Today Beltany has 64 stones of varying height and width enclosing an earthen platform. The centre is greatly disturbed and most likely was the result of digging by locals in 1700s for available loose stones to build farmsteads and field boundaries. This evidence was given orally to the Ordnance Survey field officers in 1830s which is written into the OS records. It states that locals recalled the removal of vast heaps of stone and sepulchral type graves with bones. The boulder wall close to the circle may support this evidence and the mention in OS early maps of ‘Tops Village’ at the foot of the hill. The enigmatic Stone Circle is situated on the summit of Tops Hill, the anglicized Gaelic word meaning ‘the lighting of a ceremonial torch’. Several stones are cupmarked. One in particular, the triangle stone on NE is decorated with circular incisions or cup marks visible to naked eye. Other stones have what appears to be replicated star constellations. The heavy stones on NW lean outwards possibly from pressure of the earlier debris and boulders removed in 1700s or due to depletion of earthen bank.
This was a ritual site associated with marking the agricultural Celtic year – the summer and winter Solstices and Equinox. The Celtic Ritual Year was in 4 parts – Beltaine (May), Samhain (November) the main parts and Imbolg (February) and Lughnasa (August). Beltany may be linked to marking both sunrise and sunset at these important ritual and ceremonial events in the year. It may also have a lunar orientation, yet to be calculated.
A single ‘outlier’ stone about 2 metres high stands to the southeast of the circle. It probably had some function related to the rituals or ceremonies in the circle. Or it may be one of the several line standing stones found in fields around the slopes of Tops hill and valley.
A carved stone head (flat to back) is believed to have come from lands around Beltany and thought to have functioned as either a mask or a mould from which ceremonial masks were fashioned in bronze or even gold. It is in the vaults at the National Museum in Dublin.

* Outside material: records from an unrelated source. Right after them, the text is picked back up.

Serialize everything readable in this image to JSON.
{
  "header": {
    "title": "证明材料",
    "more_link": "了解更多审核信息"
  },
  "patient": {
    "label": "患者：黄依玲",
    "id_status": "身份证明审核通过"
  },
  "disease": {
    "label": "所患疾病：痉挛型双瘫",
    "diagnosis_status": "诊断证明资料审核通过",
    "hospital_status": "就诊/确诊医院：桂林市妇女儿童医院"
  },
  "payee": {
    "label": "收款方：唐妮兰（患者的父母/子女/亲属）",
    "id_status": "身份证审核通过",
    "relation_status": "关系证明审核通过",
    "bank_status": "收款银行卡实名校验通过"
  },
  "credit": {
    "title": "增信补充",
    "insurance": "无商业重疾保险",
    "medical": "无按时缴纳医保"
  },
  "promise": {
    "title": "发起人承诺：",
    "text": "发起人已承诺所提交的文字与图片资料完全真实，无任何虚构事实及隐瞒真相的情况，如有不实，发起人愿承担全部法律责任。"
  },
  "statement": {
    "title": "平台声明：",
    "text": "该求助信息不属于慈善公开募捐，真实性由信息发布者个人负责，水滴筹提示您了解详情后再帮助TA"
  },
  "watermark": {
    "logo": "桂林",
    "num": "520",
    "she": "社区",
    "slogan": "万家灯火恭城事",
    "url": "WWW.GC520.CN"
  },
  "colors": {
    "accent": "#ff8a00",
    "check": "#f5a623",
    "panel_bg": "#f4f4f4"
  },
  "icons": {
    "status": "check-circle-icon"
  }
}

These megaliths indicate that this landscape was marked out and used as a sacred and ritual site for several millennia.
It has been suggested[by whom?] that the name of the site is linked to the Celtic festival of fertility known as 'Beltane', the anglicised name for the Gaelic May Day festival, commonly held on 1 May and historically, widely observed throughout Ireland, Scotland and the Isle of Man. In Irish the name for the festival day is Lá Bealtaine, in Scottish Gaelic Là Bealltainn and in Manx Gaelic Laa Boaltinn/Boaldyn.